> _What the task asks_
Which lines in the data contain the word "video"? Please copy each of them.

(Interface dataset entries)
———

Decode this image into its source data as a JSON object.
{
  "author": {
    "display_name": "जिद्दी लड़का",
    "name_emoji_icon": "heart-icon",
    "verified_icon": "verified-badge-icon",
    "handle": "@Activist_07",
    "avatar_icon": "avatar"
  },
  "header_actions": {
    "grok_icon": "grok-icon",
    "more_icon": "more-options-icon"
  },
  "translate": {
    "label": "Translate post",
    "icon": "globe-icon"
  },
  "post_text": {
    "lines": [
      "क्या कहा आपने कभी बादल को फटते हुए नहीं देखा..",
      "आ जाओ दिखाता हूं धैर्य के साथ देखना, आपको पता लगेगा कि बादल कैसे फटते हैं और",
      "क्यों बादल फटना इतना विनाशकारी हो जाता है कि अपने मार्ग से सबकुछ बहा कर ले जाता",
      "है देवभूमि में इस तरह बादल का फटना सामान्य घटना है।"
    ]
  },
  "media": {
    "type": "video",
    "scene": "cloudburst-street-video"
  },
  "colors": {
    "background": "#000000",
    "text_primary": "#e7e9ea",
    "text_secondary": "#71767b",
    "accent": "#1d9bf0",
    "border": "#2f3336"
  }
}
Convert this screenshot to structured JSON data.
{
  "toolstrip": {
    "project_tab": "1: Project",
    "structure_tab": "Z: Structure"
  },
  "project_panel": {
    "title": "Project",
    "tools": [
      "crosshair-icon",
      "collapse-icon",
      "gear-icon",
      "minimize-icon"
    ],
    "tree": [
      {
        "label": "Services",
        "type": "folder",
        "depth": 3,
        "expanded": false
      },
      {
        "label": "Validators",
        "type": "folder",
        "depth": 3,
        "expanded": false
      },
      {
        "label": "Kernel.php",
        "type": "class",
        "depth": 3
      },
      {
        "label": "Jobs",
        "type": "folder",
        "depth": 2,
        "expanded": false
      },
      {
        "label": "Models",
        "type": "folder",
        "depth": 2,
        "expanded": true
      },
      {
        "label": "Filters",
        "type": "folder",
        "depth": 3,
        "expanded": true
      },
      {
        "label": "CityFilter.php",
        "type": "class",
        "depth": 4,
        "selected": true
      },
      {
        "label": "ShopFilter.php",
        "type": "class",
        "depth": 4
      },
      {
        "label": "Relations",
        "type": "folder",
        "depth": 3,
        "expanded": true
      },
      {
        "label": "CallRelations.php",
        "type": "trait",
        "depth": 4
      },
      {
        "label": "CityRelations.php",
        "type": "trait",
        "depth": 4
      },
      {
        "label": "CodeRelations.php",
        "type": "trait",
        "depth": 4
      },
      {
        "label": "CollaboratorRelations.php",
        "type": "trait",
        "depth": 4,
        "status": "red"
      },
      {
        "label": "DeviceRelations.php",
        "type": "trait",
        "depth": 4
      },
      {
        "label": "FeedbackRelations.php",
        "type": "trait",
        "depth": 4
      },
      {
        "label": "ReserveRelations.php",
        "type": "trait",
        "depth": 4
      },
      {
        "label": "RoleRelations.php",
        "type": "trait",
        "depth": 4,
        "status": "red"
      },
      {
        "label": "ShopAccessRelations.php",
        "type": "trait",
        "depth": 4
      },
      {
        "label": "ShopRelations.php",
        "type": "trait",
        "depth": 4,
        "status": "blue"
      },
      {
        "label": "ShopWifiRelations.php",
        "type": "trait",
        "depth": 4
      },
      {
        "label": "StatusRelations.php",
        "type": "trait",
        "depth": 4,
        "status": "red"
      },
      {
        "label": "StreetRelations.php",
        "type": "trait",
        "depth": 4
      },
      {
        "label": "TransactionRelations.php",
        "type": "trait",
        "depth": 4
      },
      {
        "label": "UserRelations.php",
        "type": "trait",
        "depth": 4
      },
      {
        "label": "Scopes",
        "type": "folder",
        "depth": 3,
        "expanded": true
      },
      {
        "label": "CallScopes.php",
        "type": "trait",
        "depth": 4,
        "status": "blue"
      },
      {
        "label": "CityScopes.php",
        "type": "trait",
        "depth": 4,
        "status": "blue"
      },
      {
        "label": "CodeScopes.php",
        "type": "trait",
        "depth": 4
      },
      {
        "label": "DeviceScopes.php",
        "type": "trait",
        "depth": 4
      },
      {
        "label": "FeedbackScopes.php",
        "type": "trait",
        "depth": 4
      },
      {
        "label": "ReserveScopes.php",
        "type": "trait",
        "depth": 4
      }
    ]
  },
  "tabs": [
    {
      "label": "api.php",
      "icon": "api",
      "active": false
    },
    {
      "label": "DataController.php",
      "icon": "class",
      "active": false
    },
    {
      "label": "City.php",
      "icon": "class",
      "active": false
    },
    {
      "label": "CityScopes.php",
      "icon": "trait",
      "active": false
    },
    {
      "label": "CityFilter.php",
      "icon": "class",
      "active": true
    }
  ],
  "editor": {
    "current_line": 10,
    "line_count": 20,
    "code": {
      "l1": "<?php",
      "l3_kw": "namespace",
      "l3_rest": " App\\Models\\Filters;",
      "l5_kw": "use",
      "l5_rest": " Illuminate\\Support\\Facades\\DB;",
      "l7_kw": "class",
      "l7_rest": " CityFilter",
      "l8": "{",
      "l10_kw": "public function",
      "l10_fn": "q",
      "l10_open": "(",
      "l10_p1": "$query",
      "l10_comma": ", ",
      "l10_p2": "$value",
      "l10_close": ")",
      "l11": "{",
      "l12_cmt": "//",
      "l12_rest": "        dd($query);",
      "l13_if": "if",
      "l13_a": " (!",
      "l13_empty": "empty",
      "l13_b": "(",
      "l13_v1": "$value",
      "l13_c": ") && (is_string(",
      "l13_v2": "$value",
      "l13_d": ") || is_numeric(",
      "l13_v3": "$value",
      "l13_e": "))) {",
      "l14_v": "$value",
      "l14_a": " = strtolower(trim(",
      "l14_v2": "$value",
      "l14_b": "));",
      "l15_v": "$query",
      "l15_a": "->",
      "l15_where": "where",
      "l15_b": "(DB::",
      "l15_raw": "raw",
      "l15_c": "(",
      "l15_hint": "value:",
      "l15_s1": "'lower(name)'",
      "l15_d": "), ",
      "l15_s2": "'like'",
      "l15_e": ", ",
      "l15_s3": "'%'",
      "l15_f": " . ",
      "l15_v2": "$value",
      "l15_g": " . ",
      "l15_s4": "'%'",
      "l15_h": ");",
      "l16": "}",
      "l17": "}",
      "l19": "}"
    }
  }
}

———

> _Exercise response_
    "type": "video",
    "scene": "cloudburst-street-video"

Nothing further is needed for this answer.